Over the summer, I attended and spoke at Life West’s investiture of Dr. Brian Kelly, the college’s new president. When Dr. Gerry Clum, the retiring president of Life West, prepared to hand the reins to Dr. Kelly, he gave him some final advice: “Don’t have your investiture in August because you will have very few people attend.”
At the ceremony, which attracted more than 1,000 attendees, Dr. Clum promised that would be the last advice he’d ever give to Dr. Kelly, with a wink and a chuckle. But all joking aside, the enthusiasm at Life West Wave Conference was contagious. The event attracted students and prospective students, alumni and individuals from all corners of the world.
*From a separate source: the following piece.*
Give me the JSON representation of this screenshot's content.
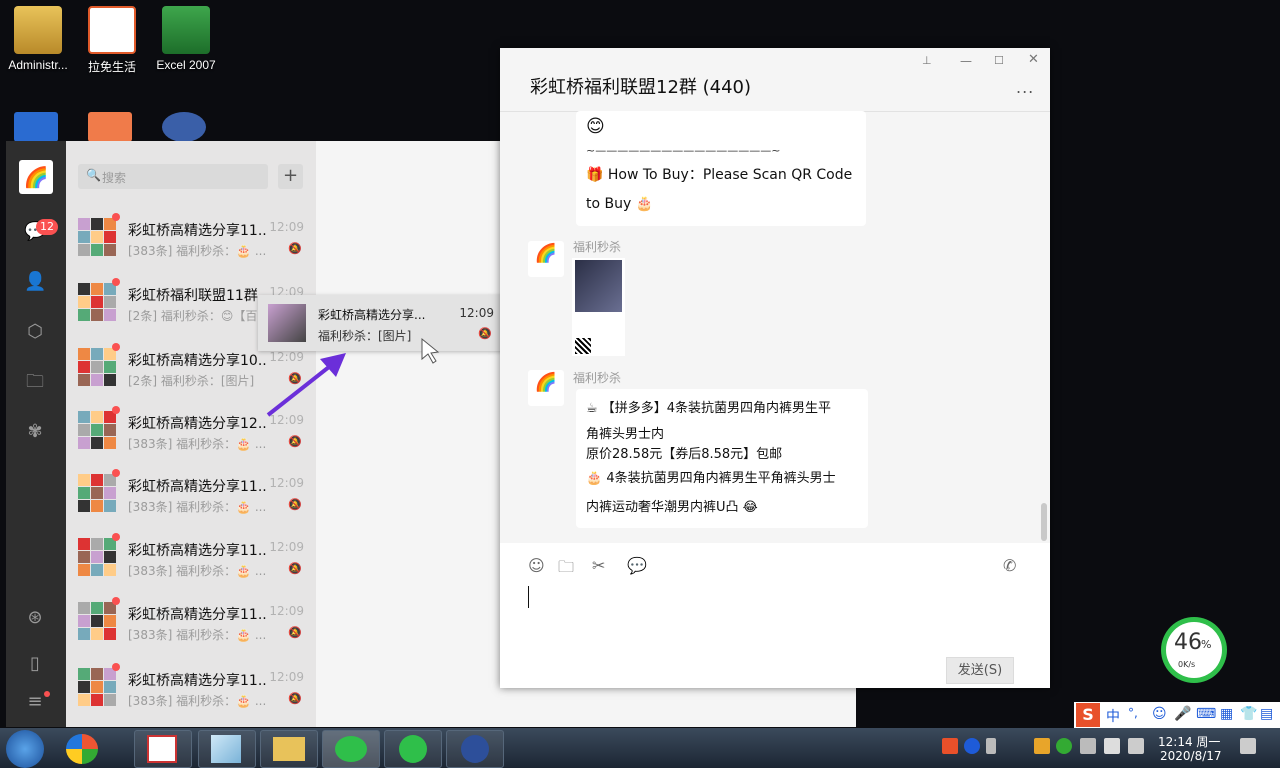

Even though California, the state where the event was hosted, has experienced some hard times recently, the speakers at the event offered only optimism. I heard a common theme throughout the weekend, that if you truly care about your patients, your practice will thrive, despite negative external pressures. From new graduates to those nearing retirement, every speaker was absolutely confident they were in the right profession and had a mission to fulfill.
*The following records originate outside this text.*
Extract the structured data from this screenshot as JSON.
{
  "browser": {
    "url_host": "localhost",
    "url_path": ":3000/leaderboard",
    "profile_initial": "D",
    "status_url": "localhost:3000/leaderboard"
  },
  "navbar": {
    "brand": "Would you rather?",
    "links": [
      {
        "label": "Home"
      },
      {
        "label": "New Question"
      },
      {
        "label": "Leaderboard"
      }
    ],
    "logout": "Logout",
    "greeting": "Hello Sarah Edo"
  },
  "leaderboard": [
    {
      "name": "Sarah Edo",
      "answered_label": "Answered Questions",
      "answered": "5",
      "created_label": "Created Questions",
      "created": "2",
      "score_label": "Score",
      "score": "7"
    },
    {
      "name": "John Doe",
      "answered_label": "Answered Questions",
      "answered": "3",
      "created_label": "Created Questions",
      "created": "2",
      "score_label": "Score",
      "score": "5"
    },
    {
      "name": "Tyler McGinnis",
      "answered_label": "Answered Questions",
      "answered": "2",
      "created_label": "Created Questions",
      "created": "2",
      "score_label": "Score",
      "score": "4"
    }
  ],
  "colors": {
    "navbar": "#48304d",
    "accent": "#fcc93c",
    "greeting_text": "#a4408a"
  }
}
Sometimes we get so bogged down in our daily challenges that we lose sight of the purpose of chiropractic. Impressively, it remains the number-two health profession in the world and its significance and effectiveness will transcend the barriers of insurance changes, economic downturns and more. When I started practice in 1964, the outlook for chiropractic was very uncertain. We simply kept on keeping on, and, lo and behold, these past decades have been golden in so many ways.
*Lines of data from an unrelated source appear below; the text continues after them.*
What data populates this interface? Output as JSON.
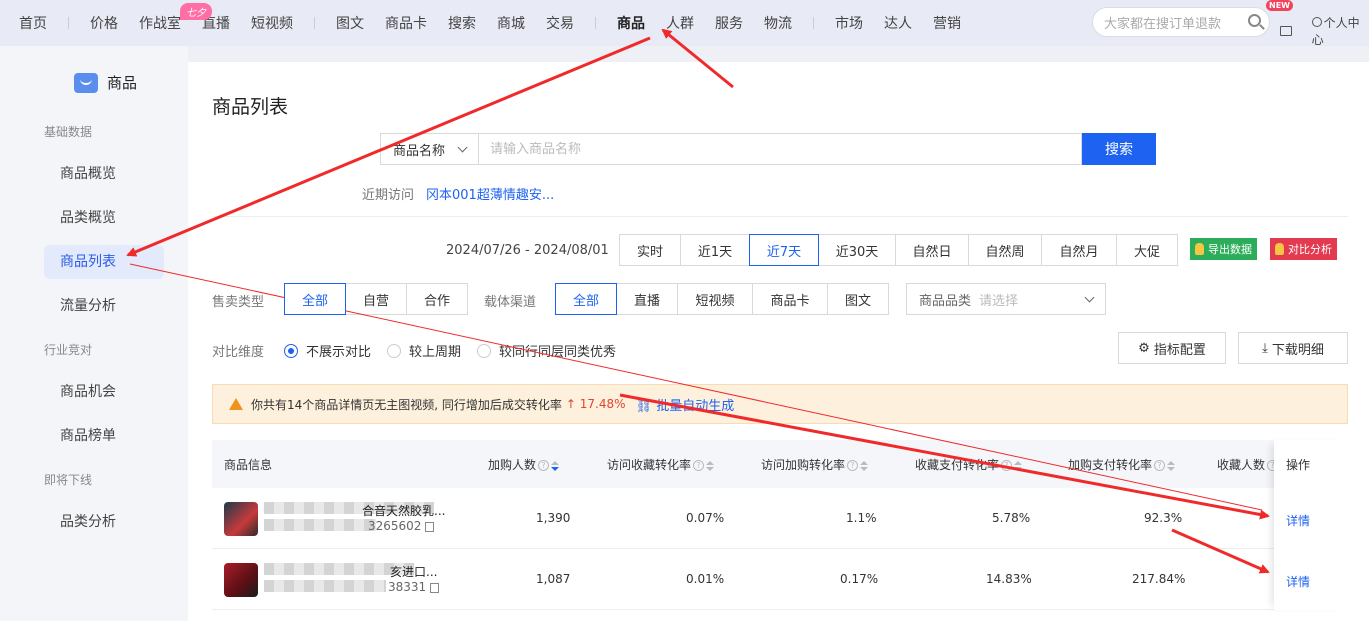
{
  "topnav": {
    "items": [
      "首页",
      "价格",
      "作战室",
      "直播",
      "短视频",
      "图文",
      "商品卡",
      "搜索",
      "商城",
      "交易",
      "商品",
      "人群",
      "服务",
      "物流",
      "市场",
      "达人",
      "营销"
    ],
    "active_index": 10,
    "promo_badge": "七夕",
    "search_placeholder": "大家都在搜订单退款",
    "new_badge": "NEW",
    "user_label": "个人中心"
  },
  "sidebar": {
    "brand": "商品",
    "groups": [
      {
        "title": "基础数据",
        "items": [
          "商品概览",
          "品类概览",
          "商品列表",
          "流量分析"
        ]
      },
      {
        "title": "行业竞对",
        "items": [
          "商品机会",
          "商品榜单"
        ]
      },
      {
        "title": "即将下线",
        "items": [
          "品类分析"
        ]
      }
    ],
    "active_item": "商品列表"
  },
  "main": {
    "title": "商品列表",
    "search": {
      "select_label": "商品名称",
      "placeholder": "请输入商品名称",
      "button": "搜索"
    },
    "recent": {
      "label": "近期访问",
      "link": "冈本001超薄情趣安..."
    },
    "date_range": "2024/07/26 - 2024/08/01",
    "period_options": [
      "实时",
      "近1天",
      "近7天",
      "近30天",
      "自然日",
      "自然周",
      "自然月",
      "大促"
    ],
    "period_active": "近7天",
    "export_button": "导出数据",
    "compare_button": "对比分析",
    "sale_type": {
      "label": "售卖类型",
      "options": [
        "全部",
        "自营",
        "合作"
      ],
      "active": "全部"
    },
    "channel": {
      "label": "载体渠道",
      "options": [
        "全部",
        "直播",
        "短视频",
        "商品卡",
        "图文"
      ],
      "active": "全部"
    },
    "category": {
      "label": "商品品类",
      "placeholder": "请选择"
    },
    "compare_dim": {
      "label": "对比维度",
      "options": [
        "不展示对比",
        "较上周期",
        "较同行同层同类优秀"
      ],
      "active": "不展示对比"
    },
    "metric_config": "指标配置",
    "download_detail": "下载明细",
    "alert": {
      "text": "你共有14个商品详情页无主图视频, 同行增加后成交转化率",
      "rate": "↑ 17.48%",
      "link": "批量自动生成"
    },
    "table": {
      "headers": [
        "商品信息",
        "加购人数",
        "访问收藏转化率",
        "访问加购转化率",
        "收藏支付转化率",
        "加购支付转化率",
        "收藏人数",
        "操作"
      ],
      "rows": [
        {
          "name": "合音天然胶乳...",
          "id": "3265602",
          "cols": [
            "1,390",
            "0.07%",
            "1.1%",
            "5.78%",
            "92.3%"
          ],
          "action": "详情"
        },
        {
          "name": "亥进口...",
          "id": "38331",
          "cols": [
            "1,087",
            "0.01%",
            "0.17%",
            "14.83%",
            "217.84%"
          ],
          "action": "详情"
        }
      ]
    }
  }
}
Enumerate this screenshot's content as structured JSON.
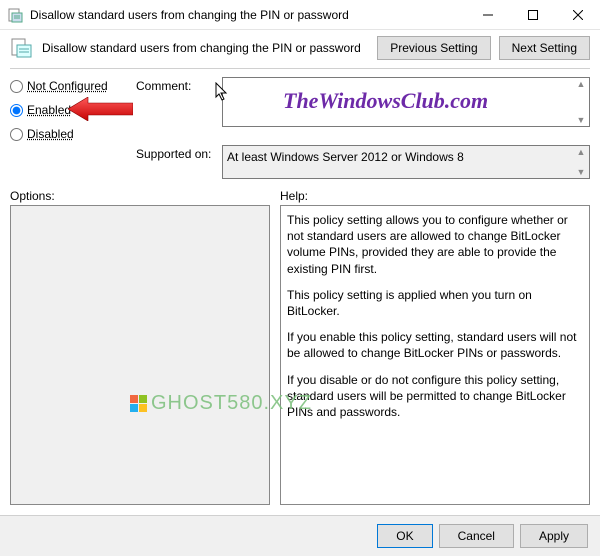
{
  "window": {
    "title": "Disallow standard users from changing the PIN or password"
  },
  "header": {
    "policy_title": "Disallow standard users from changing the PIN or password",
    "prev_btn": "Previous Setting",
    "next_btn": "Next Setting"
  },
  "radios": {
    "not_configured": "Not Configured",
    "enabled": "Enabled",
    "disabled": "Disabled",
    "selected": "enabled"
  },
  "labels": {
    "comment": "Comment:",
    "supported_on": "Supported on:",
    "options": "Options:",
    "help": "Help:"
  },
  "fields": {
    "comment_value": "",
    "supported_value": "At least Windows Server 2012 or Windows 8"
  },
  "help": {
    "p1": "This policy setting allows you to configure whether or not standard users are allowed to change BitLocker volume PINs, provided they are able to provide the existing PIN first.",
    "p2": "This policy setting is applied when you turn on BitLocker.",
    "p3": "If you enable this policy setting, standard users will not be allowed to change BitLocker PINs or passwords.",
    "p4": "If you disable or do not configure this policy setting, standard users will be permitted to change BitLocker PINs and passwords."
  },
  "footer": {
    "ok": "OK",
    "cancel": "Cancel",
    "apply": "Apply"
  },
  "watermarks": {
    "wm1": "TheWindowsClub.com",
    "wm2": "GHOST580.XYZ"
  }
}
Those of us who have kept our patients’ welfare at the center of our mission will continue to succeed in this profession. The enthusiasm about the future of chiropractic at the Life West Wave Conference was proof of that imperative. Having people excited to catch and ride the wave of chiropractic, and always looking ahead for that next big swell is what makes our profession great.